GIVEN RECORDS: Begin

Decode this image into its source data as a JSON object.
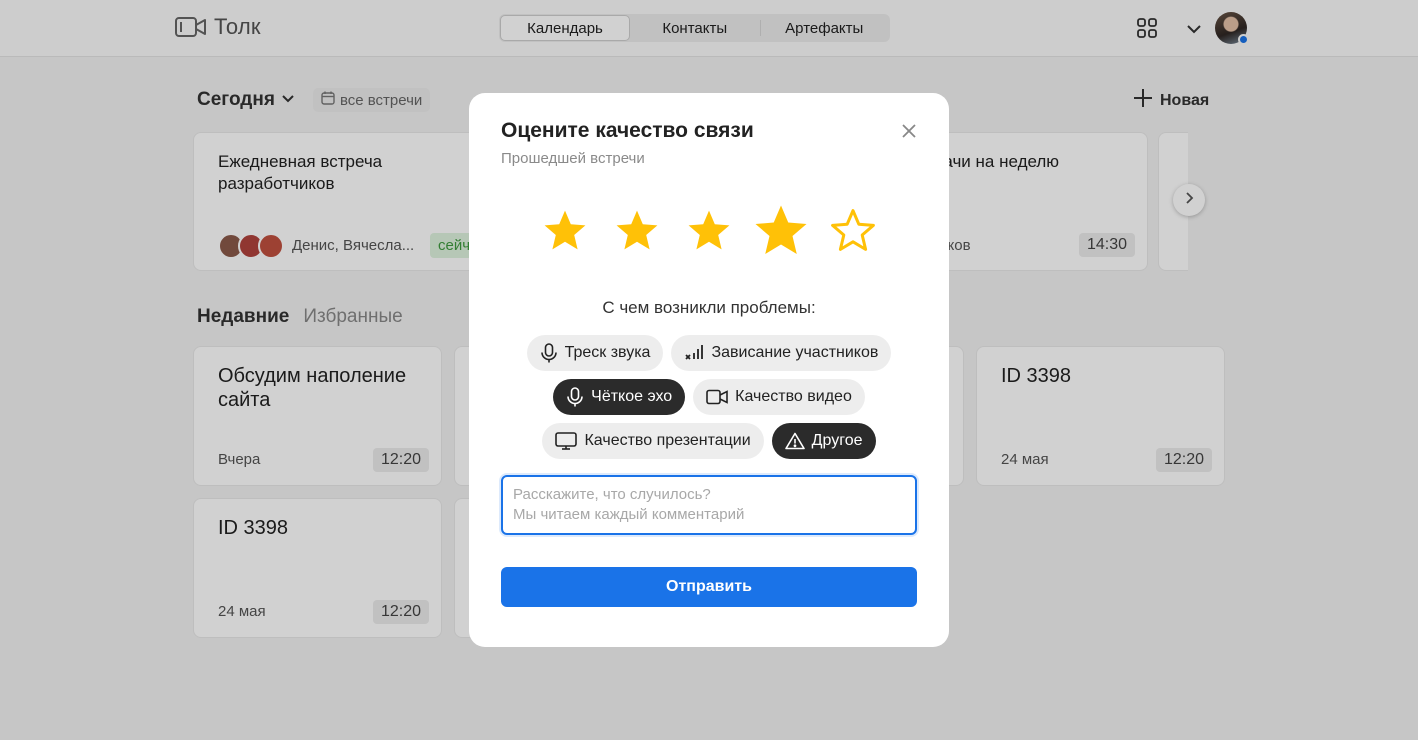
{
  "header": {
    "brand": "Толк",
    "tabs": [
      {
        "label": "Календарь",
        "active": true
      },
      {
        "label": "Контакты",
        "active": false
      },
      {
        "label": "Артефакты",
        "active": false
      }
    ],
    "icons": [
      "video-camera-icon",
      "apps-grid-icon",
      "chevron-down-icon",
      "avatar"
    ]
  },
  "today": {
    "title": "Сегодня",
    "all_meetings": "все встречи",
    "new_label": "Новая",
    "cards": [
      {
        "title": "Ежедневная встреча разработчиков",
        "participants": "Денис, Вячесла...",
        "badge": "сейч"
      },
      {
        "title": "адачи на неделю",
        "participants": "тников",
        "time": "14:30"
      }
    ]
  },
  "recent": {
    "tabs": [
      "Недавние",
      "Избранные"
    ],
    "cards": [
      {
        "title": "Обсудим наполение сайта",
        "date": "Вчера",
        "time": "12:20"
      },
      {
        "title": "ID 3398",
        "date": "24 мая",
        "time": "12:20"
      },
      {
        "title": "ID 3398",
        "date": "24 мая",
        "time": "12:20"
      }
    ]
  },
  "modal": {
    "title": "Оцените качество связи",
    "subtitle": "Прошедшей встречи",
    "rating": 4,
    "max_rating": 5,
    "issues_question": "С чем возникли проблемы:",
    "issues": [
      {
        "label": "Треск звука",
        "icon": "microphone-icon",
        "selected": false
      },
      {
        "label": "Зависание участников",
        "icon": "signal-bars-icon",
        "selected": false
      },
      {
        "label": "Чёткое эхо",
        "icon": "microphone-icon",
        "selected": true
      },
      {
        "label": "Качество видео",
        "icon": "video-camera-icon",
        "selected": false
      },
      {
        "label": "Качество презентации",
        "icon": "monitor-icon",
        "selected": false
      },
      {
        "label": "Другое",
        "icon": "warning-icon",
        "selected": true
      }
    ],
    "comment_placeholder": "Расскажите, что случилось?\nМы читаем каждый комментарий",
    "submit_label": "Отправить",
    "colors": {
      "accent": "#1a73e8",
      "star": "#ffc107",
      "chip_selected": "#2b2b2b"
    }
  }
}
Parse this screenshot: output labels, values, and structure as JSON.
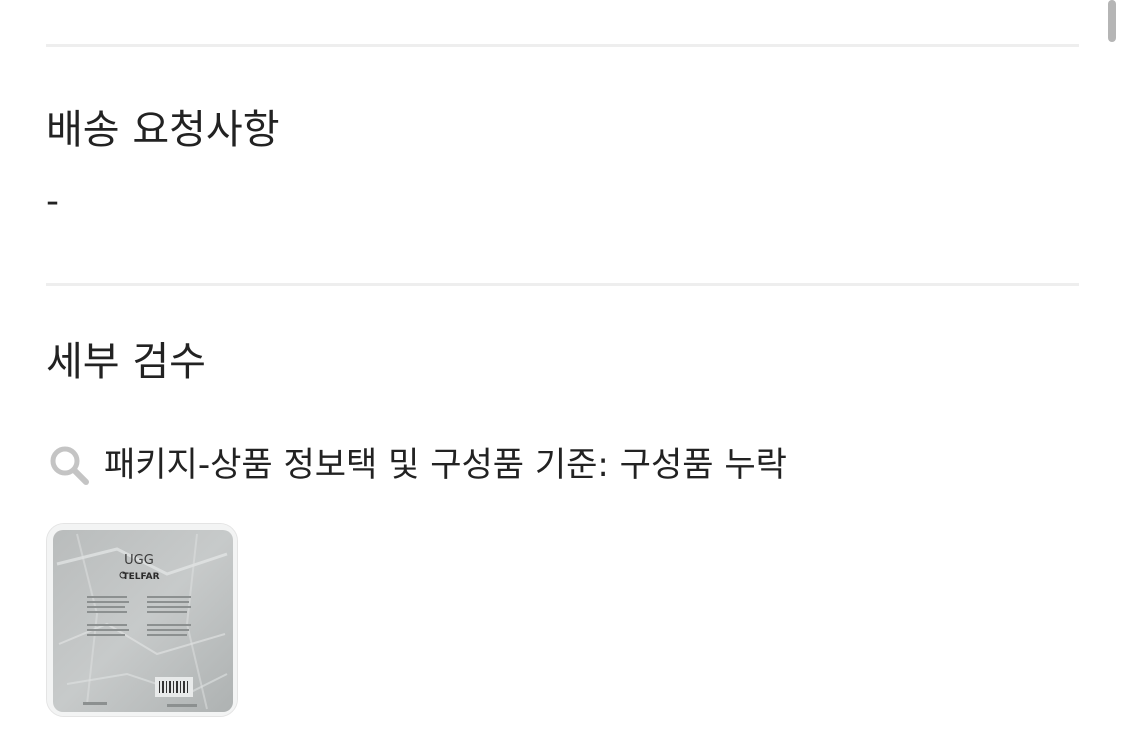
{
  "delivery_request": {
    "title": "배송 요청사항",
    "value": "-"
  },
  "inspection": {
    "title": "세부 검수",
    "finding_text": "패키지-상품 정보택 및 구성품 기준: 구성품 누락",
    "finding_icon": "search-icon",
    "photo": {
      "brand_line1": "UGG",
      "brand_line2": "TELFAR"
    }
  },
  "colors": {
    "text": "#222222",
    "divider": "#eeeeee",
    "icon": "#c4c4c4",
    "scrollbar": "#b5b5b5"
  }
}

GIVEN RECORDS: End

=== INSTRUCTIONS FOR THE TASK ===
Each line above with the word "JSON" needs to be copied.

=== TASK RESULT ===
Decode this image into its source data as a JSON object.
Parse this screenshot: output labels, values, and structure as JSON.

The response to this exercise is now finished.